Music is an art form that has been experimented with by humans since, quite possibly, before we had even developed the ability to verbally communicate with one another. As music has advanced, changed, and evolved, so have both humans, and the instruments that we have used to create these sounds. First, we banged sticks, and rocks on the dirt to create rhythms. Then we created drums, and skins to cover the drums. Soon we had hollow gourds that we would fasten a stick and string to, and so forth. Ingenuity has driven the creation of both music, and the instruments that create the sound.
When Professor Leon Theramin patented his theraminophone in 1928, he changed the way that many musicians viewed the possibilities of sound that they could use to create their art. Arguably, this led to revolutions such as electric organs, keyboards, and guitars. Just the mere concept that electricity could be converted into music was a revolution. Almost all at once, the range of sounds that a musician had to choose from had increased exponentially.
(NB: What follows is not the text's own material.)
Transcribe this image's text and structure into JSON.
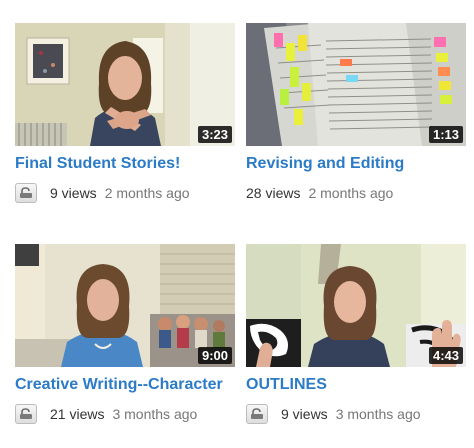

Since then, we have been witness to the Grateful Dead’s “wall of sound“, the invention of the talk box (Wikipedia describes the talk box as an effects system that “the musician controls the modification by lip syncing, or by changing the shape of the mouth.”), and Les Paul’s visionary electric guitar.
When I had first become interested in building guitars, I had attended a lecture in Washington State by luthier Fred Carlson about creativity in guitar design. He prefaced his lecture by informing the audience that he was an “alien” from another planet (I forget the name of the planet now, or I would share it with you. I am certain that a transcript of the lecture is available through the Guild of American Luthiers). He then went on to describe how his process of designing his most recent instrument, which he called “The Flying Dream“, had begun with a sketch that he had earlier drawn reminding him of a chicken trying to fly. Mr. Carlson is a charming person with whom I had the pleasure of talking after the lecture. His words have been inspirational to me ever since.
The Fall of that year, I moved to Scottsdale, Arizona. I attended Roberto-Venn School of Luthiery, in Phoenix, AZ, directed by William Eaton. William Eaton is an Emmy award winning composer, a performing musician, and luthier. Acknowledged as one of the world’s great designers and builders of unique guitars, Eaton’s instruments have been featured in books, magazines, video, luthier conventions and at international exhibits. His countless lectures, and live demonstrations of his unique instruments has greatly influenced my way of thinking about musical instrument design.
I suppose that what I am trying to say is that imagination is where art begins, and creativity begets more creativity. We have come a long way since our neanderthal ancestors, and with technology continually changing and advancing, who knows what new and interesting instruments will be created, and what the artists who use them will be able to create in the form of music as a result.
Grosse Pointe Music Academy Staff
Books on Instrument Design: